◆ Problem to solve: Looking through the entries, count each line where the string "false" occurs, and write only the total.

START Information supplied

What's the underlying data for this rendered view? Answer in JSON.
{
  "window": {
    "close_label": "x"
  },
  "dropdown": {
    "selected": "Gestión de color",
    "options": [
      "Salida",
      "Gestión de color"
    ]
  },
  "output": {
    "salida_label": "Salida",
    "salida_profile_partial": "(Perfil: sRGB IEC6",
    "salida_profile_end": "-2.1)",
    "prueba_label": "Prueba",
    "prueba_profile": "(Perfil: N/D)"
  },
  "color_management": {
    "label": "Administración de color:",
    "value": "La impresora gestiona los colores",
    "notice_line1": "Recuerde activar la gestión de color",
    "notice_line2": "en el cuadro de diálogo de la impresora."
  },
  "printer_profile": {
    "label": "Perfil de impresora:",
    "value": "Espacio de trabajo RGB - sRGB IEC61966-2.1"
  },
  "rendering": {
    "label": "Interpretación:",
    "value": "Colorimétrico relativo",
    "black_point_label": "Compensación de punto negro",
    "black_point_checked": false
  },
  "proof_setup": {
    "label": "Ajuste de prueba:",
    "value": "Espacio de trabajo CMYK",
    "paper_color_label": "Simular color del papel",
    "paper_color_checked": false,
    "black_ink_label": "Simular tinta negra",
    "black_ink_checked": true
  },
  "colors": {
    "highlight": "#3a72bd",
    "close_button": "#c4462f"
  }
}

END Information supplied

◆ Task answer: 2